One of my family’s favorite appetizer to order in a restaurant is stuffed mushrooms. We truly love them, but we never order them as our own individual appetizer. I guess we don’t view them as “appetizer-worthy.” So, we always order them for the “table.” That means we ask for a few orders for everyone at the table to share in addition to our chosen appetizers. I’ll never forget the one time I forgot the unspoken, stuffed-mushroom rule, and I choose them for my own appetizer. Necks snapped as my family turned towards me, and with shocked eyes, they admonished me: “Rookie mistake.
Back in the day, “Lifestyles of the Rich and Famous” was one of my favorite shows. It obnoxiously flaunted the wealth and extravagance of people I would never know, and featured kitchens larger than my home. But even though the wealthiest people were eating off 18-carat gold plates, they were eating the same food my parents fed me.
So maybe I was livin’ large, too. Now I watch MTV’s “Cribs” with my kids (just so they can explain to me who the rich and famous people are). My favorite episode featured Snoop Dogg who, as he led the tour of his mansion, couldn’t recall the name of the room with the big table and chairs. He’d never used it.
Hawaii or New York? Where should we go on vacation this summer? The wife wanted Hawaii; we have never been. I wanted New York to eat. I won this debate with one phrase, “Who cares about Hawaii, we ain’t got nobody there!” (She’s a sucker for family and friends.) She also knows the secret to our marriage is to ‘feed the beast so he remains a beauty.’ So, we were soon off to New York.
During the flight, I began to compose my itinerary: pizza and spumoni in Brooklyn, empanadas and lemon ice in Queens, pastrami and dirty-water hot dogs in Manhattan, a mozzarella hero on Staten Island, and a cannoli with espresso while sitting in traffic. Day one completed. The remaining nine days continue at the same pace and caloric intake.
The name “Buddy” has always meant so much to me. It’s the pet-name my eldest daughter lovingly bestowed upon me years ago. I have been the only “Buddy” in my kids’ lives… until recently. There’s a new Buddy in town, and he’s cramping my style. Whenever I call my youngest daughter to dinner, she replies with something like this: “One minute, Dad—Buddy and Lisa are having their fourth baby.” Or, “Wait, Dad. Buddy is putting the final touches on his masterpiece.”
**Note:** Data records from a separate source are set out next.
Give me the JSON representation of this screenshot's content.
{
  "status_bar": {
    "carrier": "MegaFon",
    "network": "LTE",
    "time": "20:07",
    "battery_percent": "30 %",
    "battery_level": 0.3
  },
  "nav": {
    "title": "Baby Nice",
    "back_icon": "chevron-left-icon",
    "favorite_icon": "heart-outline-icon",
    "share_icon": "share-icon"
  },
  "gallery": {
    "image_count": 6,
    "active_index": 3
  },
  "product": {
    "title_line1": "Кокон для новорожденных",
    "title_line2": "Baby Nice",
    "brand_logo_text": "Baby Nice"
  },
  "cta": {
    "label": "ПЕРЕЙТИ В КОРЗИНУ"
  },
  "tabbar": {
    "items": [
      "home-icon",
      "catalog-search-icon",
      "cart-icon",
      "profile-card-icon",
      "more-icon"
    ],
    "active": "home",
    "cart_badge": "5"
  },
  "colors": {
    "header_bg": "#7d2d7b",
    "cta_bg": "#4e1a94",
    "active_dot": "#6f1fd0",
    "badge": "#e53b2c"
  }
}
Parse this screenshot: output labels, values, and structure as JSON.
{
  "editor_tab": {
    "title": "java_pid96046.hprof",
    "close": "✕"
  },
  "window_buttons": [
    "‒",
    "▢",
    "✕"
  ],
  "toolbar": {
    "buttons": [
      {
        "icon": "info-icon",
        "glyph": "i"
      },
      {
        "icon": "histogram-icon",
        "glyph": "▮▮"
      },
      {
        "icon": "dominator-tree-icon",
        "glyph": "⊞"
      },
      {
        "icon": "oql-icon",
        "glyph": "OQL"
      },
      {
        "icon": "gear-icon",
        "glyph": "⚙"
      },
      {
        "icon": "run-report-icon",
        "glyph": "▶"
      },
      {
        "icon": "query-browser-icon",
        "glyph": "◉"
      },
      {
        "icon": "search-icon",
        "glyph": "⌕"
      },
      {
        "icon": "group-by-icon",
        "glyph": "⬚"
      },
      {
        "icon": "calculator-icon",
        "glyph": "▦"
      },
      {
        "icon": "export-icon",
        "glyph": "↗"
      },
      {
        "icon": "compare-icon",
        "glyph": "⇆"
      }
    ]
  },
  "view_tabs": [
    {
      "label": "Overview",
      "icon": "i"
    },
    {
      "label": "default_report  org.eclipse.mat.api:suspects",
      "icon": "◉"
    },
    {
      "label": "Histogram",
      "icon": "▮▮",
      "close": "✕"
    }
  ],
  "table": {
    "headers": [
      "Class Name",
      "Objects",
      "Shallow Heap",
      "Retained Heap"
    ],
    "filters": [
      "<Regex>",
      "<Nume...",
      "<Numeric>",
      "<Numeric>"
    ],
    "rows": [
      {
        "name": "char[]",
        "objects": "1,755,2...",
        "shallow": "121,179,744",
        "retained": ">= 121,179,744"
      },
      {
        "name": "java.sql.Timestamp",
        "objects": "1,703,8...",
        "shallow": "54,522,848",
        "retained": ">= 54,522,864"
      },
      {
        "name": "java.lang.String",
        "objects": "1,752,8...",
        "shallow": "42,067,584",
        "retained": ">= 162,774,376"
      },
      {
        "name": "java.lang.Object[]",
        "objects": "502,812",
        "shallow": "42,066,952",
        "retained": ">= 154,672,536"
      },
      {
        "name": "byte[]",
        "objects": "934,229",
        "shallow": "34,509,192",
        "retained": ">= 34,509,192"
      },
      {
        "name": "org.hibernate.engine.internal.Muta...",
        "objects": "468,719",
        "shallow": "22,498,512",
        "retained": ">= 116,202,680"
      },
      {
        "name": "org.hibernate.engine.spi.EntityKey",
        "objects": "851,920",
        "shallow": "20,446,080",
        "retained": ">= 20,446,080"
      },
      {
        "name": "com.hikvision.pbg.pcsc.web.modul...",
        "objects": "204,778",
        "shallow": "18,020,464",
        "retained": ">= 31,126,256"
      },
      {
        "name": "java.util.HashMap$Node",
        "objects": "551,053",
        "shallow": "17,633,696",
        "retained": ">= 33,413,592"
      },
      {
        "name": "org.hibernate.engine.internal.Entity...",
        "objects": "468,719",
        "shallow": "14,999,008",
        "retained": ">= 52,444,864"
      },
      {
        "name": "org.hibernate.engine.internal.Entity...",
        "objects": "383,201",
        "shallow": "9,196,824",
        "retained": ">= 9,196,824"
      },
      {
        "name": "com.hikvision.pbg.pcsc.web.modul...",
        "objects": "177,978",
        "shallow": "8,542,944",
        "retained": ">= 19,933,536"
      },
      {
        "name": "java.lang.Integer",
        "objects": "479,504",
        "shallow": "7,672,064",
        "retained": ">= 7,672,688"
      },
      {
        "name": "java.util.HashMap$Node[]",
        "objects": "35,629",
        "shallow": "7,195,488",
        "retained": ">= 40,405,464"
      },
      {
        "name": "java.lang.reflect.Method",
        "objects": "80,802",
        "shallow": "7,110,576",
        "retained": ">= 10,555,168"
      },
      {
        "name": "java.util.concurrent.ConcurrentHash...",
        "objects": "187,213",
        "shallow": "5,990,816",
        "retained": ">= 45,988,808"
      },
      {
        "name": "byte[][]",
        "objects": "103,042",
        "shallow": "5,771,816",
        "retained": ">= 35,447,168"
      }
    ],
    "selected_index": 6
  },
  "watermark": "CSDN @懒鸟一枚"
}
I yell back, “I don’t care about Buddy, Lisa, Mauro, his sisters, or anyone else on ‘Cake Boss.’ Pause it, shut it, or tape it.” (I realize this reveals my age. Who tapes anymore?) “Let’s go—dinner time.”
Spaghetti. Now that’s one fun word to say. The word springs to life behind your teeth, and then readies itself on your lips until it bursts out into the open air. Spaghetti! Eating spaghetti is even more fun. There are those who use a spoon and fork to gracefully twirl the strands like a prima ballerina. Others gather the strands on their forks to create a nest that would rival the best bird architects. If you chow-down like my teenage boys, you use your utensils as pitchforks to toss unimaginable sized haystacks of pasta into your silo–sized mouths.
Did you ever just click with someone? I did with Lucy. It was love at first recipe. An outsider would think our friendship odd; we were born decades apart, and she was beautiful and smart, and I am, well… I can cook. Lucy is my friend’s mom and recently, she passed away.
Consider the phrases “hand-tossed,” “homemade,” “slow-roasted,” “fresh-cut” and “all-natural.” These carefully chosen words market the ordinary as extraordinary by talented advertisers.
I recommend you take your queue from the pros. Next time you’re asked, “What’s for dinner?”—don’t say, “leftovers.” Leftovers sounds as if they should be left alone. Re-purpose yesterday’s extras to achieve the equivalent of a buy-one-get-one-free deal. Inform your hungry prospects they will be dining on the blue-plate special: Pot-Pie Du Jour.
There are some foods you just can’t reproduce in your kitchen. The Coney Island Potato Knish (ka-NISH) is one example. A knish is a square of lightly seasoned mashed potatoes encased in thin dough. You eat it with your hands. Its simplicity puts it in a class all by itself.